The worst part of the current credit crisis is the uncertainty: No one wants to buy up risky mortgage debt instruments, so no one knows how much the toxic debt is worth.
If a market developed for the stuff — even if it were priced at a sharp discount — companies and investors could at least quantify the damage to their balance sheets.
E*Trade’s (ETFC) deal with Citadel Investment Group this week is intriguing in this regard. It helps dispel bankruptcy rumors about E*Trade as Citadel injects $2.5 billion in capital into the online broker and banker. (I wrote about the deal on Thursday.)

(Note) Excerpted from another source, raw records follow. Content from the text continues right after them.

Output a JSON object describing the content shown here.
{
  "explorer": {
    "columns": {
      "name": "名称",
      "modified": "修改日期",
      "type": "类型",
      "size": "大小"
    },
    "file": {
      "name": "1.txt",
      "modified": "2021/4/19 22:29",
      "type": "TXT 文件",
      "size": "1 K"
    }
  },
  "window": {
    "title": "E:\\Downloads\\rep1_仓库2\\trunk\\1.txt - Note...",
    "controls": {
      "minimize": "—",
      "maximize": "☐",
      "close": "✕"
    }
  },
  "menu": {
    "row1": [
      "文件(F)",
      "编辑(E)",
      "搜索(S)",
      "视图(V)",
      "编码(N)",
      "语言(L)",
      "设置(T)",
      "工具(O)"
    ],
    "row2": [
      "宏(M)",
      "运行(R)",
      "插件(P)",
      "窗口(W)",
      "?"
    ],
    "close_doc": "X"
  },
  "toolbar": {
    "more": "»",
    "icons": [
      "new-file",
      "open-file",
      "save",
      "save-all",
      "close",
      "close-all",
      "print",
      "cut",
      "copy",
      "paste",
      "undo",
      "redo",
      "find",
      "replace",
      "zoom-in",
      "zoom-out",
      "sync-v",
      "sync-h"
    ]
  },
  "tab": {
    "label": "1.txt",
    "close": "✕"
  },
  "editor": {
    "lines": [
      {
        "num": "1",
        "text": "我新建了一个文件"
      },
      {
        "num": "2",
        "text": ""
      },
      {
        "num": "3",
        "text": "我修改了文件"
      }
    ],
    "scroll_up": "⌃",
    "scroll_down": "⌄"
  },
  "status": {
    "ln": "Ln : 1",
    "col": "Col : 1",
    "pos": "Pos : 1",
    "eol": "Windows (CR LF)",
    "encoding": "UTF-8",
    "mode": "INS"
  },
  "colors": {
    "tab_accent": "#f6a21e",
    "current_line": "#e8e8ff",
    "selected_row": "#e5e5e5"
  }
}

But also, as part of the deal, Citadel will pay $800 million for E*Trade’s most toxic debt, with a face value of $3 billion. That’s almost 27 cents on the dollar.

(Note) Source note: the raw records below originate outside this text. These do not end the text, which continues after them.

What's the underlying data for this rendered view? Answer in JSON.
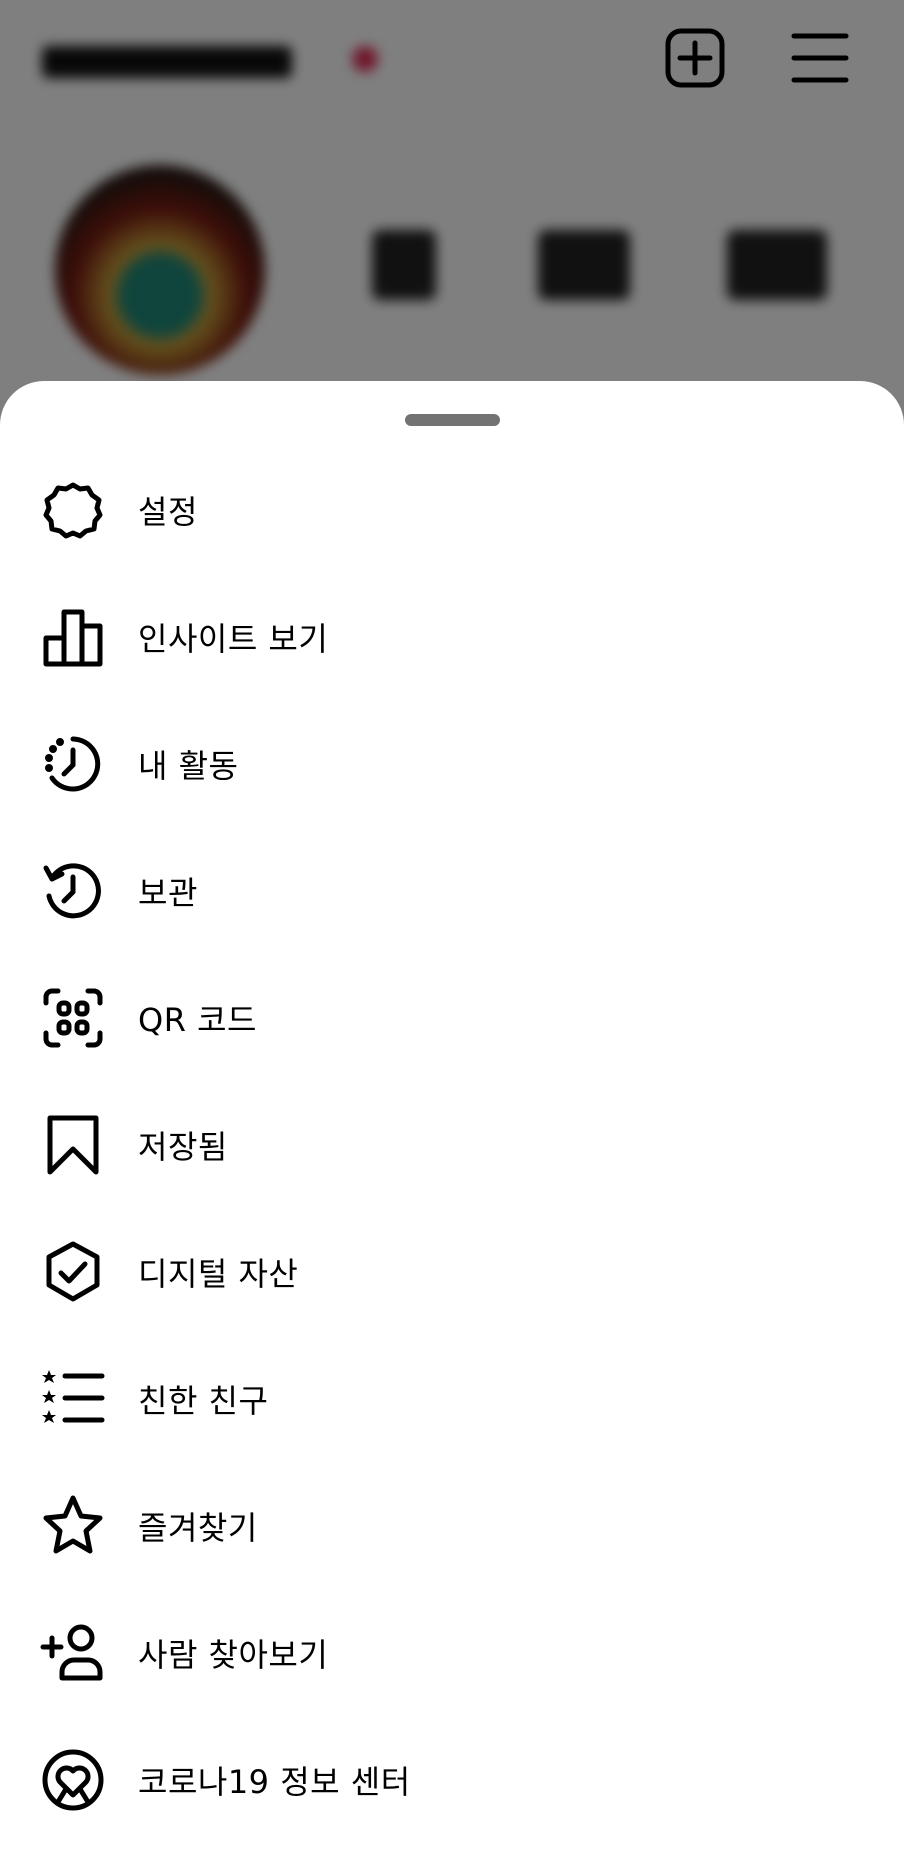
{
  "colors": {
    "sheet_background": "#ffffff",
    "text": "#000000",
    "icon": "#000000",
    "drag_handle": "#737373",
    "scrim": "rgba(0,0,0,0.5)"
  },
  "header": {
    "create_icon": "plus-square-icon",
    "menu_icon": "hamburger-menu-icon"
  },
  "menu": {
    "items": [
      {
        "label": "설정",
        "icon": "gear-icon"
      },
      {
        "label": "인사이트 보기",
        "icon": "bar-chart-icon"
      },
      {
        "label": "내 활동",
        "icon": "activity-clock-icon"
      },
      {
        "label": "보관",
        "icon": "archive-history-icon"
      },
      {
        "label": "QR 코드",
        "icon": "qr-code-icon"
      },
      {
        "label": "저장됨",
        "icon": "bookmark-icon"
      },
      {
        "label": "디지털 자산",
        "icon": "verified-hexagon-icon"
      },
      {
        "label": "친한 친구",
        "icon": "close-friends-list-icon"
      },
      {
        "label": "즐겨찾기",
        "icon": "star-icon"
      },
      {
        "label": "사람 찾아보기",
        "icon": "add-person-icon"
      },
      {
        "label": "코로나19 정보 센터",
        "icon": "covid-heart-icon"
      }
    ]
  }
}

So is 27 cents on the dollar the new price for this stuff?
Probably not, for two reasons: First, these debt instruments are extraordinarily complex, and each one is unique. So lessons from E*Trade’s basket of subprime-related exposure won’t necessarily be applicable to the messes on other firms’ balance sheets. Second, the Citadel deal wasn’t a pure transaction. It was part of a broader deal that also gave Citadel ownership of 20% of E*Trade shares and debt payments at a 12% initial interest rate.
However, Citadel’s example may inspire other investors and hedge funds to take a chance on risky debt, hoping for big returns if the mortgage markets stabilize.